Mikaela Shiffrin came to the 2022 Beijing Winter Olympics after a low period following the death of her father made her doubt she would ever compete again.
At 26, Shiffrin has two Olympic gold medals and one silver, making her one of the most decorated U.S. alpine skiers in history. She’s been described as a once-in-a-generation skier, a favorite to win just about any race she enters.
In her first race at the Beijing Olympics, defending her 2018 gold medal in the giant slalom, Shiffrin missed a gate and was disqualified. But she has four more races to go.
Shiffrin questioned whether she would ever ski again after the death of her father at 65 in an accident in Colorado in 2019.
“It’s definitely different without him here,” she told NBC Sports. “It’s the place where I feel most connected to him. It’s kind of hard to feel that anywhere else.”
What happened to Mikaela Shiffrin’s father
From the start of her career, Shiffrin’s father, Jeff Shiffrin, played the role of photographer. In Sochi and PyeongChang, Jeff Shiffrin was there, camera in hand, as Mikaela took home three Olympic medals.
Shiffrin, an anesthesiologist with Vail Health and Anesthesia Partners of Colorado, captured his daughter on film in a way only a proud father can.
“A lot of the photographers get like similar shots because they’re all standing in the same area. But he knew when to take the picture when everyone else put their camera down,” she said. “He’d keep his up.”
Mikaela was in the middle of a Sports Illustrated photoshoot when sudden tragedy hit the family.
“I feel like I’m on top of the world. The photos look amazing. I look like I’m on top of the world,” she said. “As all that was happening for me, my dad was being rushed to the hospital.”
Jeff Shiffrin had suffered a severe head injury in an accident at the family’s Colorado home. He died on Feb. 2, 2020, at age 65.
Mikaela Shiffrin considers quitting
Mikaela’s mother, Eileen, said her daughter couldn’t get out of bed. She seriously considered walking away from ski racing forever.

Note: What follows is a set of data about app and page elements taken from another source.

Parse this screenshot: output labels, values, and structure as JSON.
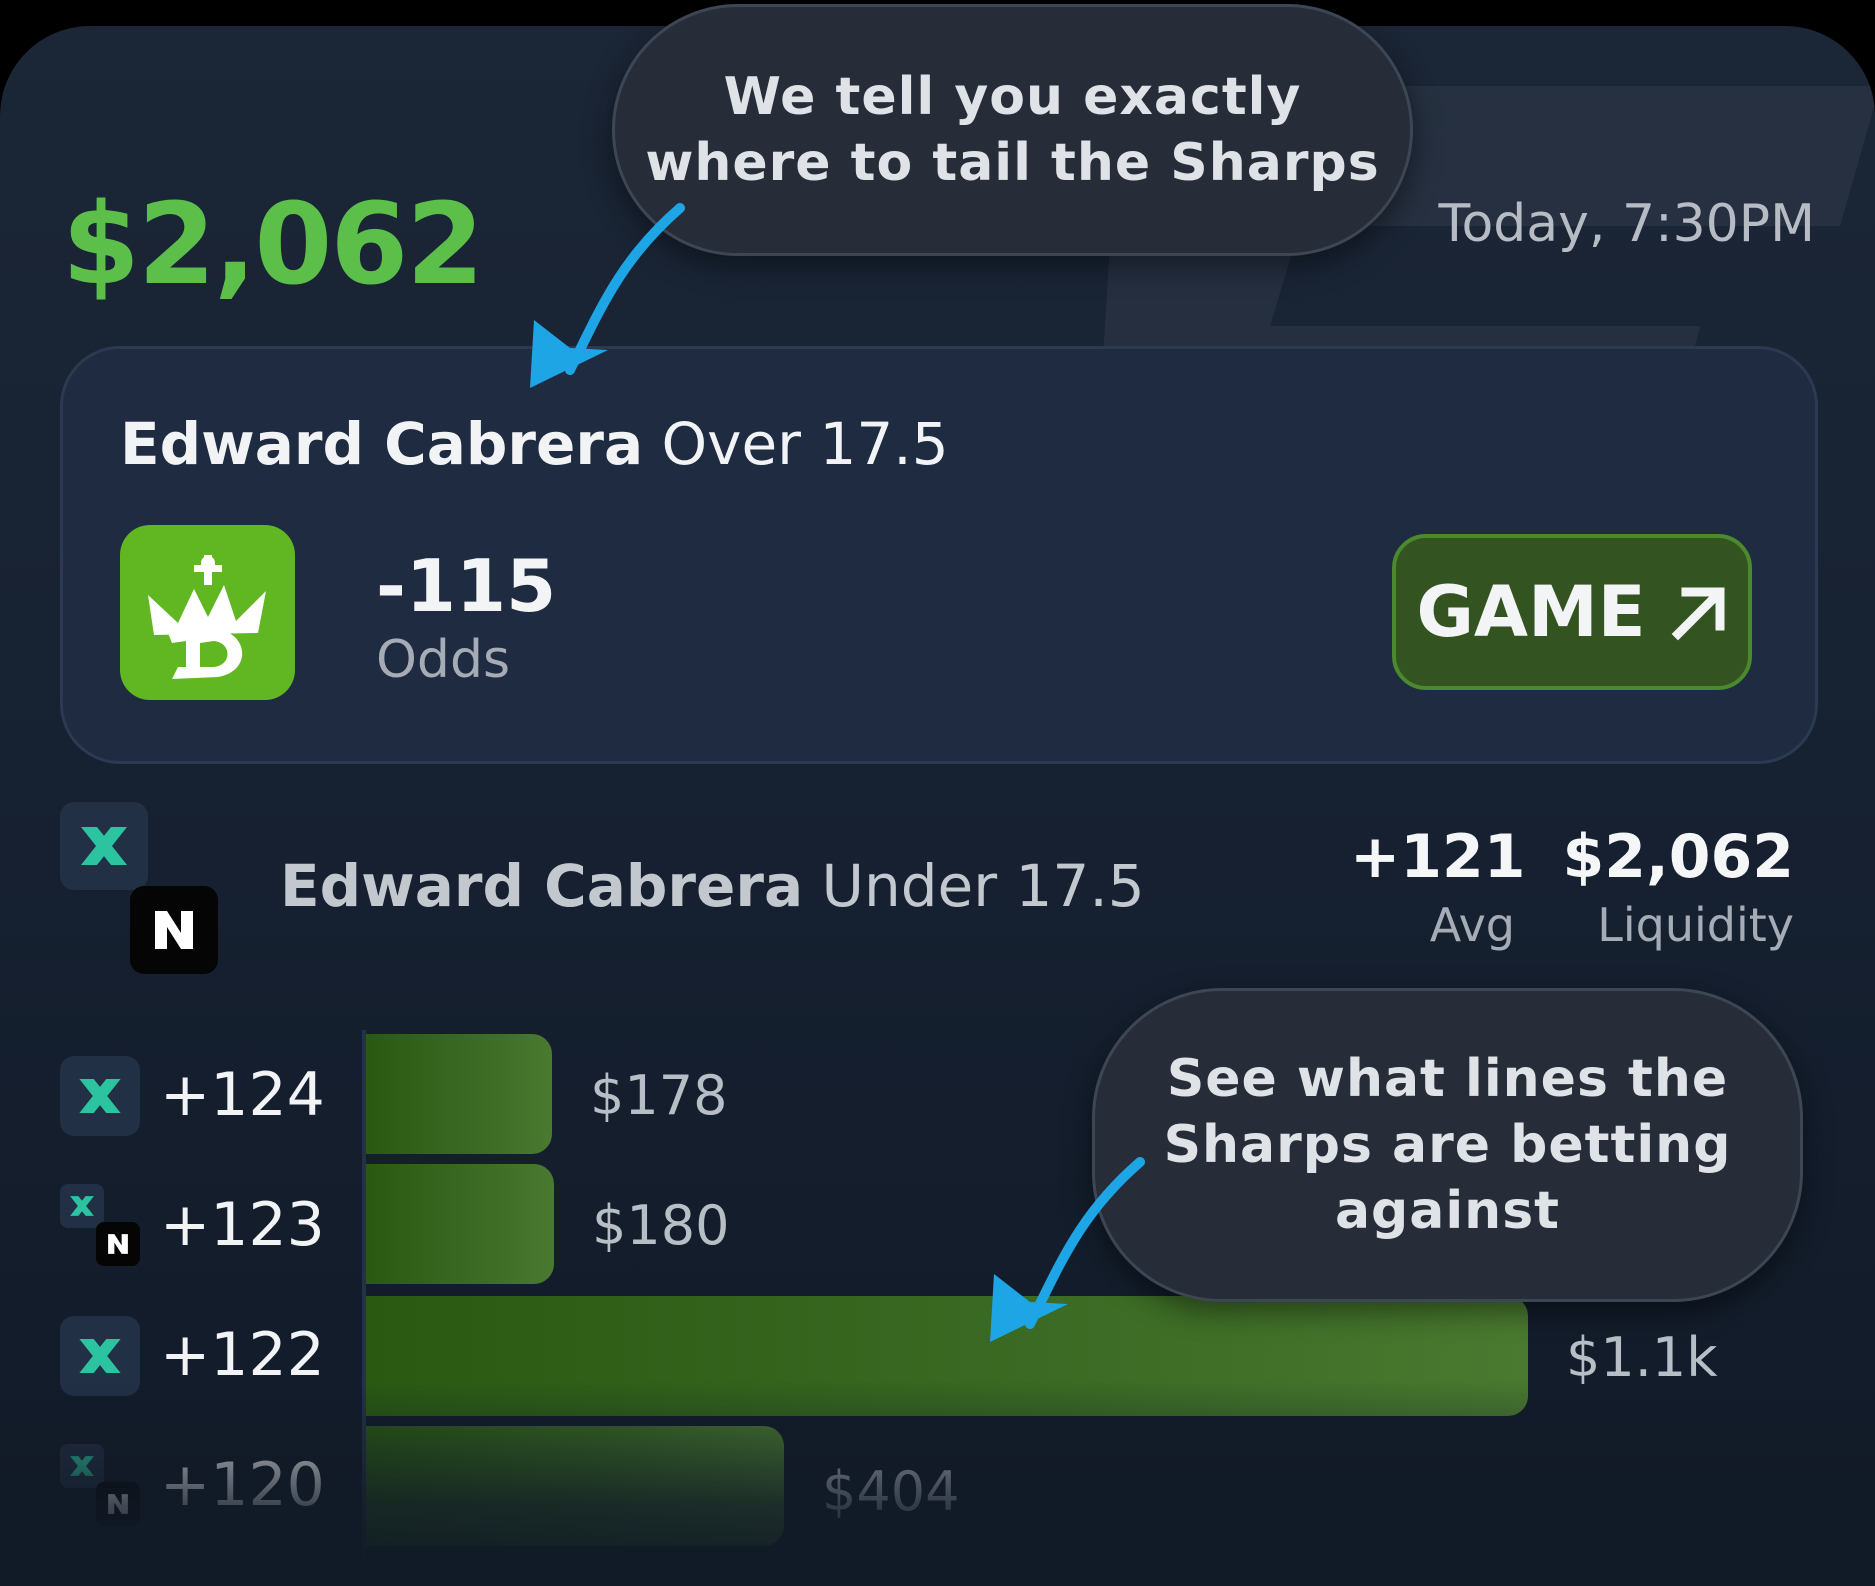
{
  "header": {
    "amount": "$2,062",
    "time": "Today, 7:30PM"
  },
  "callouts": {
    "top": "We tell you exactly\nwhere to tail the Sharps",
    "bottom": "See what lines the\nSharps are betting\nagainst"
  },
  "card": {
    "player": "Edward Cabrera",
    "line": "Over 17.5",
    "odds_value": "-115",
    "odds_label": "Odds",
    "button_label": "GAME",
    "book_icon": "draftkings-logo-icon",
    "accent": "#61b721"
  },
  "section": {
    "player": "Edward Cabrera",
    "line": "Under 17.5",
    "avg_value": "+121",
    "avg_label": "Avg",
    "liquidity_value": "$2,062",
    "liquidity_label": "Liquidity"
  },
  "rows": [
    {
      "odds": "+124",
      "amount": "$178",
      "fraction": 0.16
    },
    {
      "odds": "+123",
      "amount": "$180",
      "fraction": 0.162
    },
    {
      "odds": "+122",
      "amount": "$1.1k",
      "fraction": 1.0
    },
    {
      "odds": "+120",
      "amount": "$404",
      "fraction": 0.36
    }
  ],
  "colors": {
    "amount_green": "#5cbf4a",
    "button_bg": "#335420",
    "callout_arrow": "#1ea5e6"
  }
}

“She was so devastated. She couldn’t stop crying,” Eileen Shiffrin said.
It was Mikaela’s brother, Taylor, who stepped in to encourage her
“Taylor came into the room with the two of us and he just he just grabbed Mikaela and he was hugging both of us, really, and he said to Mikaela, ‘You cannot give up,'” Eileen said.
Taylor Shiffrin describes it as a moment of selfishness: “You can’t quit on us.”
“It’s what dad would want. It’s how Dad would handle it. A phrase I had heard was ‘when you’re going through hell keep going. Don’t stop,'” he said.
Mikaela Shiffrin returns to skiing
Mikaela Shiffrin returned to competition after a lengthy absence.
She set the record for the most World Cup wins in a single discipline in history with her 47th career win in the slalom under the lights in Schladming, Austria, earlier this year
She posted an emotional tribute: “Dad, I hope you had a good view.”
Shiffrin now has 73 World Cup wins across all events, which ranks third all time and second among women behind only the 82 by retired legend Lindsey Vonn.
This story first appeared on TODAY.com. More from TODAY: